Ben Wilson spokesperson for Energy said, "While we've had a bit of fun looking at different 'thermo-profiles' depending on how people use their thermostats - the high cost of winter energy bills, especially for those on a tight budget, can be no laughing matter.  There are a number of simple, practical steps you can take to help keep your home warm without getting burnt by a big winter heating bill.

"According to the Energy Saving Trust**, ideally you should heat your home to the lowest comfortable temperature - typically between 18oC and 21oC. Turning your room thermostat down by one degree can give a potential saving of £80 to £85 a year.  Thermostatic radiator valves let you different temperatures in different rooms.  So, for example, you may wish to heat living rooms warmer than bedrooms.

"Rather than keeping your heating on constantly, set it to come on just before you get up and switch off after you've gone to bed.  If it's very cold, rather than turning-up the thermostat, set the heating to come on a bit earlier and turn off later.  Insulating and draught-proofing your will also help you to keep your home warm efficiently." 

 Ben continued, "Another effective way of reducing your energy bills is shop around to make sure you're not paying more than you need to for your gas and electricity.  Currently, there're some competitive deals to be had.  By simply switching gas and electricity suppliers you could reduce your energy bills - potentially by hundreds of pounds.

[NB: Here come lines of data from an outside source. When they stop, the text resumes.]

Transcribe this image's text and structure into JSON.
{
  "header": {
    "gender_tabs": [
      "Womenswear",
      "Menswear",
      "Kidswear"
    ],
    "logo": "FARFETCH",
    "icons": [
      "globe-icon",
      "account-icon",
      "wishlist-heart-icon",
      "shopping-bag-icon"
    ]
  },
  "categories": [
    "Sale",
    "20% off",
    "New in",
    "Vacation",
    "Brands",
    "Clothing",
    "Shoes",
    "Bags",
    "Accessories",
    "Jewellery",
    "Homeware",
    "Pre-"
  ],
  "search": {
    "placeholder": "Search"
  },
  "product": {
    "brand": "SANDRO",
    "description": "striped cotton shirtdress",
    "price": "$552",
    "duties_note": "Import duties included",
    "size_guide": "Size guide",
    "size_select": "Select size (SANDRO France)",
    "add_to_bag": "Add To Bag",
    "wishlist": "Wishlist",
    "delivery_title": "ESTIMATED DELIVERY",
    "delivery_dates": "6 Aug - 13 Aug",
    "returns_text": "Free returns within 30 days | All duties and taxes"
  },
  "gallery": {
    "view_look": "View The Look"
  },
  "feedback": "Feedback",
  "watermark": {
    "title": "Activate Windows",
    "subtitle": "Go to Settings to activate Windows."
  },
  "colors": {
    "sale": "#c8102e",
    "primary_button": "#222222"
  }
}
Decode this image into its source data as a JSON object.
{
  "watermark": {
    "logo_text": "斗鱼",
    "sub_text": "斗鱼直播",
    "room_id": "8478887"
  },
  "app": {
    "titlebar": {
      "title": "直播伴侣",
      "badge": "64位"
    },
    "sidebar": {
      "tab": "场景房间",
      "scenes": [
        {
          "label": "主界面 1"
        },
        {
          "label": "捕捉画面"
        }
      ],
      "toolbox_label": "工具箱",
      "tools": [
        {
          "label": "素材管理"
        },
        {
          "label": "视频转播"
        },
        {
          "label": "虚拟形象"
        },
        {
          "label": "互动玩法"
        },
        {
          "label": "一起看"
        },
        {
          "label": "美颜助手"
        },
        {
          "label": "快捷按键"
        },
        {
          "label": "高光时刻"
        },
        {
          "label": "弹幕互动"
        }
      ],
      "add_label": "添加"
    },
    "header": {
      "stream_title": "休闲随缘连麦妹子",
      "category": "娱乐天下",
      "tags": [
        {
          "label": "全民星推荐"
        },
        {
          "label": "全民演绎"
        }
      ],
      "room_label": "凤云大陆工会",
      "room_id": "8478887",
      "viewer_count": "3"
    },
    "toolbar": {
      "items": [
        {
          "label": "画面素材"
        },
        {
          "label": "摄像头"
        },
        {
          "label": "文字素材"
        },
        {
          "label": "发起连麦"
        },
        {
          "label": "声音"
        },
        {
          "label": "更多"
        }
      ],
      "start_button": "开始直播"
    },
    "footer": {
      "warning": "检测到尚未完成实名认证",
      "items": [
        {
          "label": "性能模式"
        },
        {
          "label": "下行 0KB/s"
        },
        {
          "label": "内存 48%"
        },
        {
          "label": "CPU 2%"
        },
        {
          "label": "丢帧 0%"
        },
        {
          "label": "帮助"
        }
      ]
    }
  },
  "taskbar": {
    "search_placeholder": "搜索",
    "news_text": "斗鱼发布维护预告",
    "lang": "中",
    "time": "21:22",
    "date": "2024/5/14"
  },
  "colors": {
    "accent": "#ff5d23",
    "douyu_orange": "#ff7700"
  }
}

"Comparing tariffs and switching suppliers is quick and easy.  It simply takes a few minutes to enter your details, which can easily be found on your last gas or electricity bill, and you could be £366*** better off." Energy's five-step guide to switching energy supplier:

Switching energy suppliers is straightforward and quick to do, particularly if you use a comparison website which will allow you to compare the tariffs offered by a range of suppliers.   

1. Dig out your old electricity and gas bills - these contain information you will need to make the comparison including the name of your existing supplier, details of the tariff you are currently on and a record of your current energy usage. Energy prices are set regionally and some providers only serve certain areas, so you'll also need your postcode.

2. Visit a comparison website and input your details, including your current energy consumption (which you should be able to find on your bill).   If you're unable to lay your hands on an old energy bill calculations can be made on estimated usage.

3. When you've reviewed your options, and made your choice of supplier and tariff, you'll be asked to complete a short application form (e.g. name and address and bank details if you are paying by direct debit). 

4. Your new supplier will contact you after the two week cooling off period with follow up information about your service switchover.  During the switchover period, there should be no disruption to your energy supply.  You won't need to contact your existing provider to end your contract - this will be done by your new supplier. 

5. Once the transfer of your energy supply has been confirmed, you should ensure that the final payment to your previous provider has been made before cancelling any direct debits. has created a dedicated guide on how to save money on your gas and electricity bills.


Notes to editors:

*On 30 September 2016, Bilendi conducted an online survey among 2,000 randomly selected British adults who are Maximiles UK panelists.  The margin of error-which measures sampling variability-is +/- 2.2%. The results have been statistically weighted according to the most current education, age, gender and regional data to ensure samples representative of the entire adult population of United Kingdom. Discrepancies in or between totals are due to rounding.

**Energy Saving Trust: Typical savings for a typical three-bedroom semi-detached home, heated by gas. Figures are based on fuel prices as of March 2016.

***At least 51% of customers who received a price for switching energy supplier for both gas and electricity with saved £366 or more (1st April - 30th June 2016).